U.S. Classification430/393, 430/455, 430/372, 430/429, 430/430, 430/460, 430/428
International ClassificationG03C5/38, G03C7/42
Cooperative ClassificationG03C5/38, G03C7/42
European ClassificationG03C7/42, G03C5/38
Legal Events
DateCodeEventDescription
Sep 23, 1992ASAssignment
Owner name: FUJI PHOTO FILM CO., LTD., JAPAN

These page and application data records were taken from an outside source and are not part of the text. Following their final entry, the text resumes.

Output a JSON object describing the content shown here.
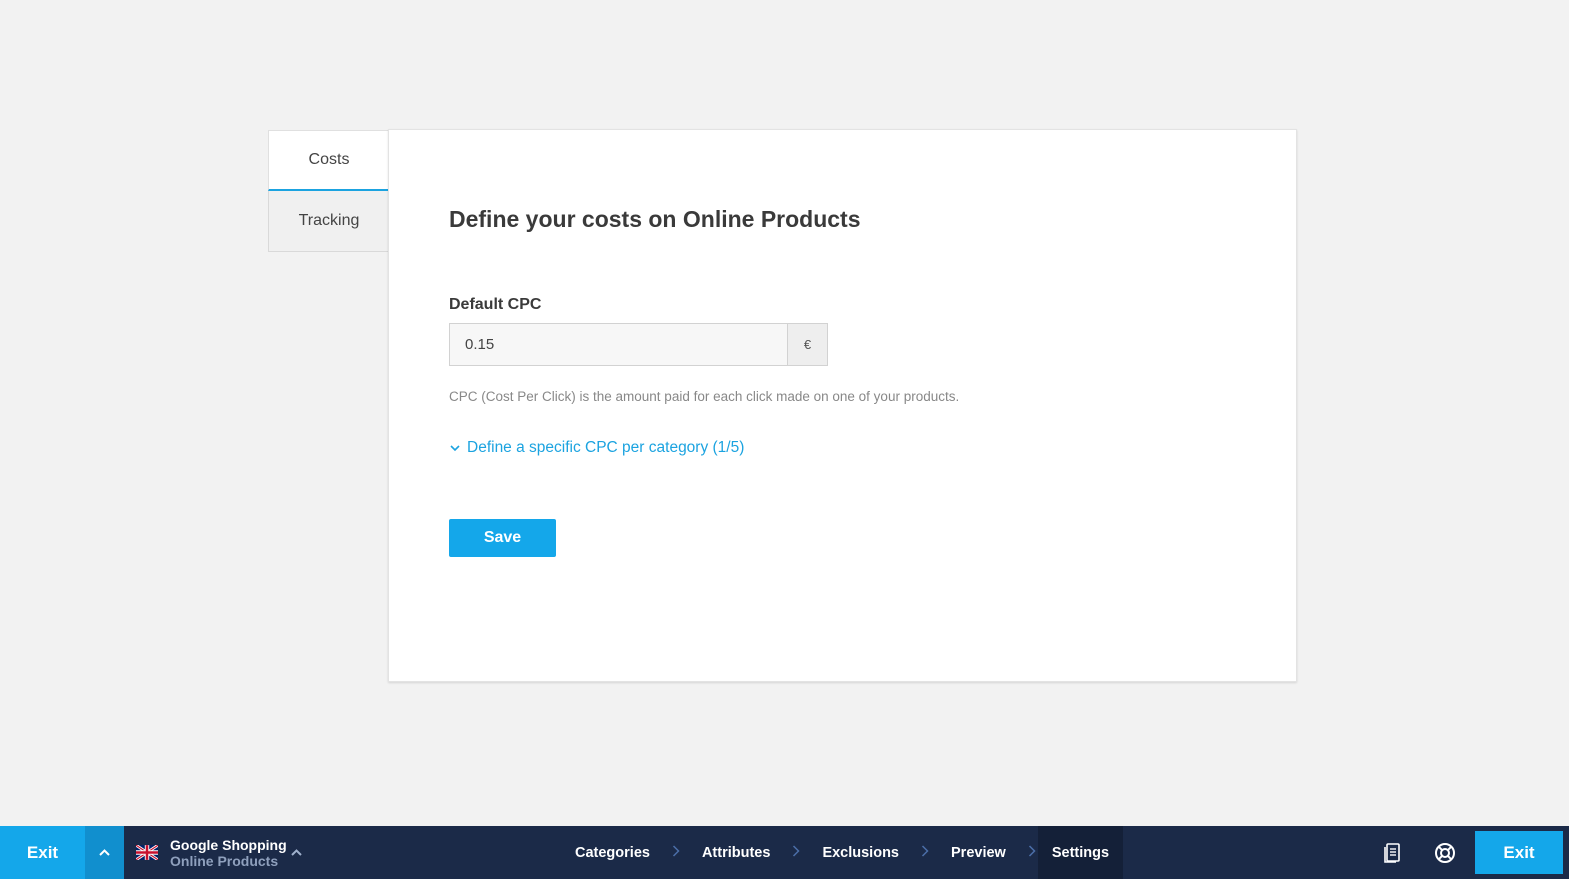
{
  "tabs": [
    {
      "label": "Costs",
      "active": true
    },
    {
      "label": "Tracking",
      "active": false
    }
  ],
  "card": {
    "title": "Define your costs on Online Products",
    "cpc_label": "Default CPC",
    "cpc_value": "0.15",
    "currency": "€",
    "help_text": "CPC (Cost Per Click) is the amount paid for each click made on one of your products.",
    "expand_link": "Define a specific CPC per category (1/5)",
    "save_label": "Save"
  },
  "bottom_bar": {
    "exit_left": "Exit",
    "project_name": "Google Shopping",
    "project_sub": "Online Products",
    "steps": [
      "Categories",
      "Attributes",
      "Exclusions",
      "Preview",
      "Settings"
    ],
    "active_step": "Settings",
    "exit_right": "Exit",
    "icons": [
      "document-icon",
      "lifebuoy-icon"
    ]
  },
  "colors": {
    "accent": "#14a7ea",
    "bar_background": "#1b2a48",
    "link": "#1ba3e0"
  }
}
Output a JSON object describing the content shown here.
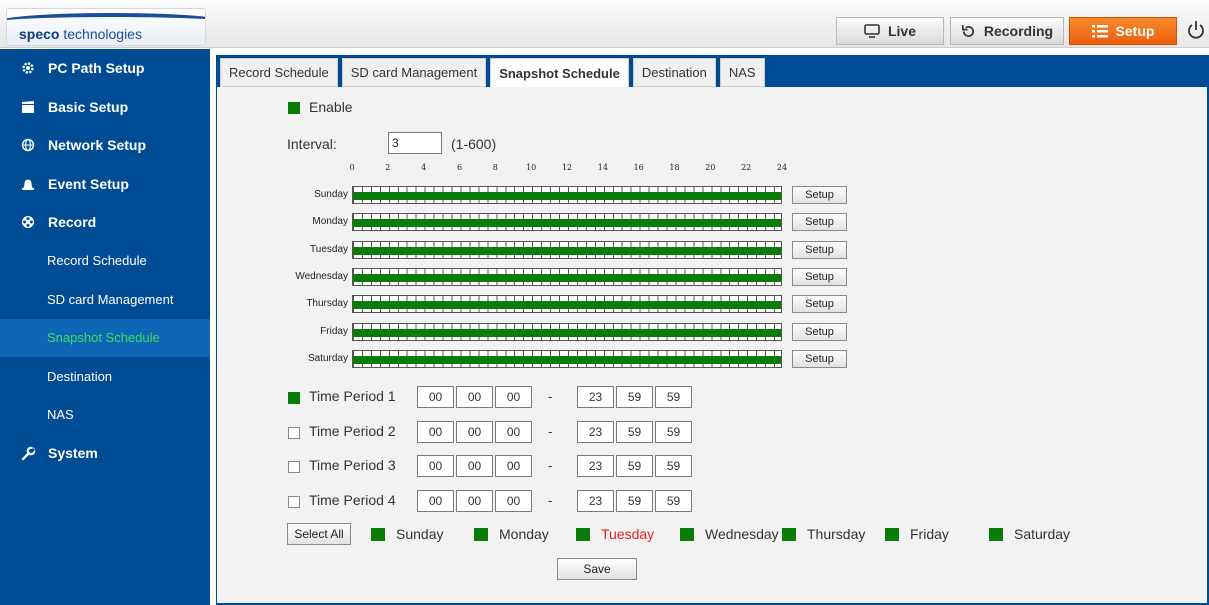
{
  "header": {
    "logo": {
      "brand": "speco",
      "rest": " technologies"
    },
    "nav": [
      {
        "label": "Live",
        "icon": "monitor-icon"
      },
      {
        "label": "Recording",
        "icon": "refresh-icon"
      },
      {
        "label": "Setup",
        "icon": "list-icon"
      }
    ],
    "power_icon": "power-icon",
    "colors": {
      "setup_active": "#ec5f0c",
      "sidebar": "#004c94",
      "active_text": "#38e05a"
    }
  },
  "sidebar": {
    "items": [
      {
        "label": "PC Path Setup",
        "icon": "gear-icon",
        "type": "main"
      },
      {
        "label": "Basic Setup",
        "icon": "clapper-icon",
        "type": "main"
      },
      {
        "label": "Network Setup",
        "icon": "globe-icon",
        "type": "main"
      },
      {
        "label": "Event Setup",
        "icon": "bell-icon",
        "type": "main"
      },
      {
        "label": "Record",
        "icon": "film-reel-icon",
        "type": "main"
      },
      {
        "label": "Record Schedule",
        "type": "sub"
      },
      {
        "label": "SD card Management",
        "type": "sub"
      },
      {
        "label": "Snapshot Schedule",
        "type": "sub",
        "active": true
      },
      {
        "label": "Destination",
        "type": "sub"
      },
      {
        "label": "NAS",
        "type": "sub"
      },
      {
        "label": "System",
        "icon": "wrench-icon",
        "type": "main"
      }
    ]
  },
  "tabs": [
    {
      "label": "Record Schedule"
    },
    {
      "label": "SD card Management"
    },
    {
      "label": "Snapshot Schedule",
      "active": true
    },
    {
      "label": "Destination"
    },
    {
      "label": "NAS"
    }
  ],
  "form": {
    "enable_label": "Enable",
    "enable_checked": true,
    "interval_label": "Interval:",
    "interval_value": "3",
    "interval_range": "(1-600)"
  },
  "schedule": {
    "hour_ticks": [
      "0",
      "2",
      "4",
      "6",
      "8",
      "10",
      "12",
      "14",
      "16",
      "18",
      "20",
      "22",
      "24"
    ],
    "days": [
      {
        "label": "Sunday",
        "coverage": 1.0
      },
      {
        "label": "Monday",
        "coverage": 1.0
      },
      {
        "label": "Tuesday",
        "coverage": 1.0
      },
      {
        "label": "Wednesday",
        "coverage": 1.0
      },
      {
        "label": "Thursday",
        "coverage": 1.0
      },
      {
        "label": "Friday",
        "coverage": 1.0
      },
      {
        "label": "Saturday",
        "coverage": 1.0
      }
    ],
    "setup_label": "Setup"
  },
  "time_periods": [
    {
      "label": "Time Period 1",
      "checked": true,
      "start": [
        "00",
        "00",
        "00"
      ],
      "end": [
        "23",
        "59",
        "59"
      ]
    },
    {
      "label": "Time Period 2",
      "checked": false,
      "start": [
        "00",
        "00",
        "00"
      ],
      "end": [
        "23",
        "59",
        "59"
      ]
    },
    {
      "label": "Time Period 3",
      "checked": false,
      "start": [
        "00",
        "00",
        "00"
      ],
      "end": [
        "23",
        "59",
        "59"
      ]
    },
    {
      "label": "Time Period 4",
      "checked": false,
      "start": [
        "00",
        "00",
        "00"
      ],
      "end": [
        "23",
        "59",
        "59"
      ]
    }
  ],
  "separator": "-",
  "day_select": {
    "select_all_label": "Select All",
    "days": [
      {
        "label": "Sunday",
        "checked": true
      },
      {
        "label": "Monday",
        "checked": true
      },
      {
        "label": "Tuesday",
        "checked": true,
        "highlight": true
      },
      {
        "label": "Wednesday",
        "checked": true
      },
      {
        "label": "Thursday",
        "checked": true
      },
      {
        "label": "Friday",
        "checked": true
      },
      {
        "label": "Saturday",
        "checked": true
      }
    ]
  },
  "save_label": "Save"
}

Free format text: ASSIGNMENT OF ASSIGNORS INTEREST.;ASSIGNORS:KOJIMA, TETSURO;WATANABE, NOBUO;REEL/FRAME:006371/0625
Effective date: 19910904
Sep 25, 1998FPAYFee payment
Year of fee payment: 4
Aug 29, 2002FPAYFee payment
Year of fee payment: 8
Sep 1, 2006FPAYFee payment
Year of fee payment: 12
Feb 15, 2007ASAssignment
Owner name: FUJIFILM CORPORATION, JAPAN
Free format text: ASSIGNMENT OF ASSIGNORS INTEREST;ASSIGNOR:FUJIFILM HOLDINGS CORPORATION (FORMERLY FUJI PHOTO FILM CO., LTD.);REEL/FRAME:018904/0001
Effective date: 20070130
Owner name: FUJIFILM CORPORATION,JAPAN
Free format text: ASSIGNMENT OF ASSIGNORS INTEREST;ASSIGNOR:FUJIFILM HOLDINGS CORPORATION (FORMERLY FUJI PHOTO FILM CO., LTD.);REEL/FRAME:018904/0001
Effective date: 20070130